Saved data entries
*** Begin section ***

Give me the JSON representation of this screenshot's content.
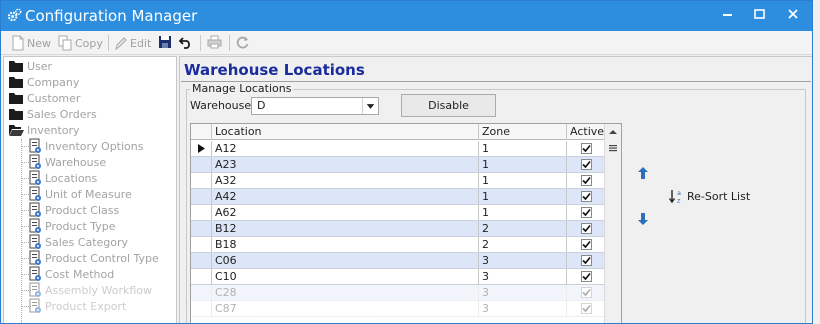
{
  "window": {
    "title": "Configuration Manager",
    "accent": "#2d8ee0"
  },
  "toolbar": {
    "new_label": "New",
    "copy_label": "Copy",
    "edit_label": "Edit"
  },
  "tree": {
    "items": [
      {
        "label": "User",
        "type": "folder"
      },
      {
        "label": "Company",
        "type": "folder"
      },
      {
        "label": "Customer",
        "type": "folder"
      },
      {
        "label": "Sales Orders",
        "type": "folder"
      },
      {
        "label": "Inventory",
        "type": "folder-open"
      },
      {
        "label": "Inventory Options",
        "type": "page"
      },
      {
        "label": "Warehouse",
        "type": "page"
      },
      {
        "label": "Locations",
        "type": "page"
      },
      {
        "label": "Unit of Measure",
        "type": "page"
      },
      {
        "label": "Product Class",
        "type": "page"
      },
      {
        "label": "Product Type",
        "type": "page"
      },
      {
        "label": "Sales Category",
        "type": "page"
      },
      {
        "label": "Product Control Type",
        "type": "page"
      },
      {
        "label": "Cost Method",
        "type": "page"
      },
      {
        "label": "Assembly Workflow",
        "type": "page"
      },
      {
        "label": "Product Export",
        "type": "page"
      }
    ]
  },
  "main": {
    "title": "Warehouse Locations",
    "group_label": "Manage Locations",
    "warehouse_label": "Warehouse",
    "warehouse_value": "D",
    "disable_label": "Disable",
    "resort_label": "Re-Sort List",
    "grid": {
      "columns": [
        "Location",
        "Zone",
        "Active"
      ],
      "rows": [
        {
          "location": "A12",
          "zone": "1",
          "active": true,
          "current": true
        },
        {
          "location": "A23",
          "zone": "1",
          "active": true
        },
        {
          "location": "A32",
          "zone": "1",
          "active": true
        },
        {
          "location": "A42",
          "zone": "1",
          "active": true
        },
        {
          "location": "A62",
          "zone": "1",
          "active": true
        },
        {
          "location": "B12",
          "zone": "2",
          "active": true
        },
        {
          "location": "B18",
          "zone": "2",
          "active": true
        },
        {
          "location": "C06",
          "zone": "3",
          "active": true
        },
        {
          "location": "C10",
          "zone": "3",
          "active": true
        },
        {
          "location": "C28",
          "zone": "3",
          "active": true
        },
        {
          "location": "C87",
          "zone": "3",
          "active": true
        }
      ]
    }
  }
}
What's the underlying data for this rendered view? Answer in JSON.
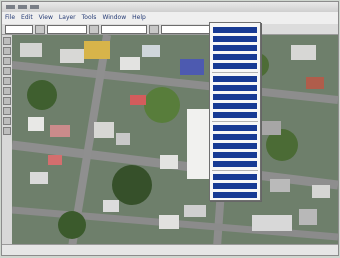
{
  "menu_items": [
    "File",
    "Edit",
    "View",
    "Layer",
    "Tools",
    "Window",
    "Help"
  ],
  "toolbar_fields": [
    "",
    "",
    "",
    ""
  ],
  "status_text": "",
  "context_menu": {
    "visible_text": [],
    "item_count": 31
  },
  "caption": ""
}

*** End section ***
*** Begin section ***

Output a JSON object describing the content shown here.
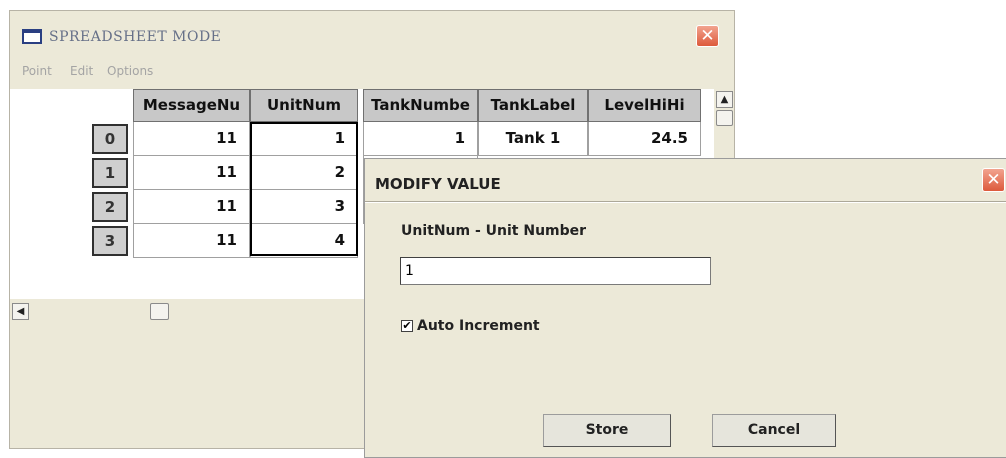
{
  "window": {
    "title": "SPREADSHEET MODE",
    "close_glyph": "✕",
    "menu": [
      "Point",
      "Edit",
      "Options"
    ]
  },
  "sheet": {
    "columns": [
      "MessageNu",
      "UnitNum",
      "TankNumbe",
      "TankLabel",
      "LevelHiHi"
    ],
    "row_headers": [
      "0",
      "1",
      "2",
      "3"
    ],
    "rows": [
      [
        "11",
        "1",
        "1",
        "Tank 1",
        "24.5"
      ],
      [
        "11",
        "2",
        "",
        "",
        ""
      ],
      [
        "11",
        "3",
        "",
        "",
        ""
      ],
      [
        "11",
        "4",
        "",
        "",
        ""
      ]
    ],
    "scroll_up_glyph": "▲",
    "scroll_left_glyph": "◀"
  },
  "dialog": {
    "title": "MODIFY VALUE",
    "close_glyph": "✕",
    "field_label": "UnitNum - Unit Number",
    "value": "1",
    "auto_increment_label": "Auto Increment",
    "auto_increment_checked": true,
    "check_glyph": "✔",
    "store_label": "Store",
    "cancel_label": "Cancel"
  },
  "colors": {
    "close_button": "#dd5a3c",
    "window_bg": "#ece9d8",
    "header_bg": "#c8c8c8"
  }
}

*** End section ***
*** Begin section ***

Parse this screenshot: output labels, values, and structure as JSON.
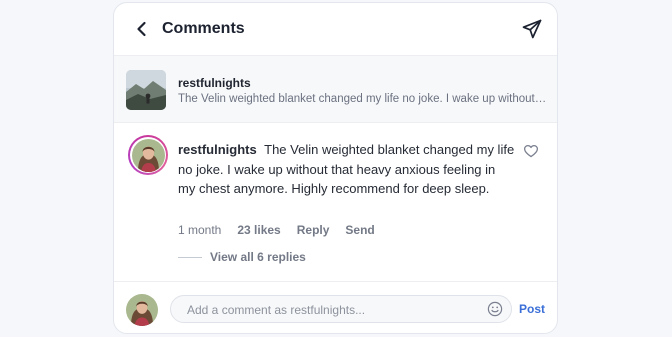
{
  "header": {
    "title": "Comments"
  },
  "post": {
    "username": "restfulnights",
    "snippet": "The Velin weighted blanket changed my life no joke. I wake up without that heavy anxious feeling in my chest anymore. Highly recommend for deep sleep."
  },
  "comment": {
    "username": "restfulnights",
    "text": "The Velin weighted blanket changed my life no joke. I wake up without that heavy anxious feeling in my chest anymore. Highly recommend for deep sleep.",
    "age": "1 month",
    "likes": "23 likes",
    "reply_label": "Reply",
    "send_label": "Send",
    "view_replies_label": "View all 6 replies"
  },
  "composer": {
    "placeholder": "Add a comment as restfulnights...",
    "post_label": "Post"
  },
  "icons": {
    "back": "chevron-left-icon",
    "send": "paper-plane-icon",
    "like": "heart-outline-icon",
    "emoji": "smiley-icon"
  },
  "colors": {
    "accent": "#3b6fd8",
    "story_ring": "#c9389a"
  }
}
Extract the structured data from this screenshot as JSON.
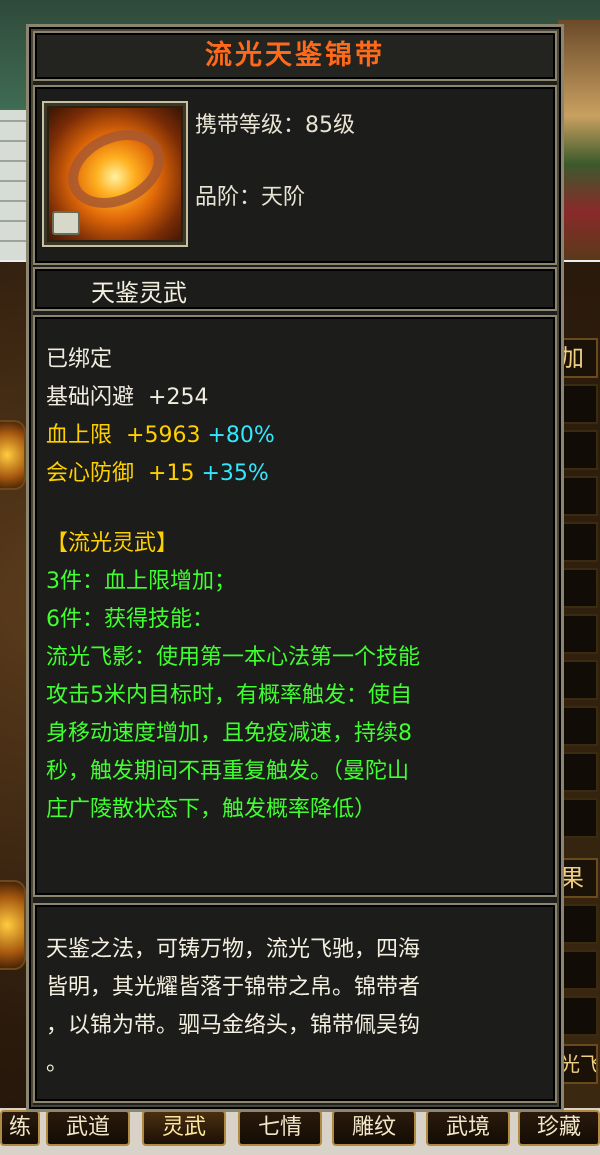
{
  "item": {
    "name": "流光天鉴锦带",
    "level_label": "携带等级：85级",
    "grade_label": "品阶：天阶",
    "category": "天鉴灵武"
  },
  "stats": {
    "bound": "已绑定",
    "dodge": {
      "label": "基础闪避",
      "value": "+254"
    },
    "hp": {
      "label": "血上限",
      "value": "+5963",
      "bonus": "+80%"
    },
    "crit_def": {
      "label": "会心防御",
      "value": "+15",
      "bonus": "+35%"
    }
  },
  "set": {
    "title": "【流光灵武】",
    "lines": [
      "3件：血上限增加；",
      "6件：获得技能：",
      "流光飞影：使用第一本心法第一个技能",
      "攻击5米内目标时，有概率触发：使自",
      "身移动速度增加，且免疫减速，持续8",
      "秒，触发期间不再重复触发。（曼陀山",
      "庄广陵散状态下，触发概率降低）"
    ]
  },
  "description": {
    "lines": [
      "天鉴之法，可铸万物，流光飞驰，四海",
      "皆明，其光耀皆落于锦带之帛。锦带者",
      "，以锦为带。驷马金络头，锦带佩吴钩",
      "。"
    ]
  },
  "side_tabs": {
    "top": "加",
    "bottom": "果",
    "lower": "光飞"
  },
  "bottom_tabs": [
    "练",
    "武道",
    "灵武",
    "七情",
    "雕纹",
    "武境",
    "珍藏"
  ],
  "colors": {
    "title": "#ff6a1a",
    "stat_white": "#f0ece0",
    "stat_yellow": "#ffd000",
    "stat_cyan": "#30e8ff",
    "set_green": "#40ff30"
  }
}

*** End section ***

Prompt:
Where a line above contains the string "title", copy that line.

Written response:
    "title": "Configuration Manager",
    "title": "Warehouse Locations",
    "title": "SPREADSHEET MODE",
    "title": "MODIFY VALUE",
    "title": "Comments"
    "title": "【流光灵武】",
    "title": "#ff6a1a",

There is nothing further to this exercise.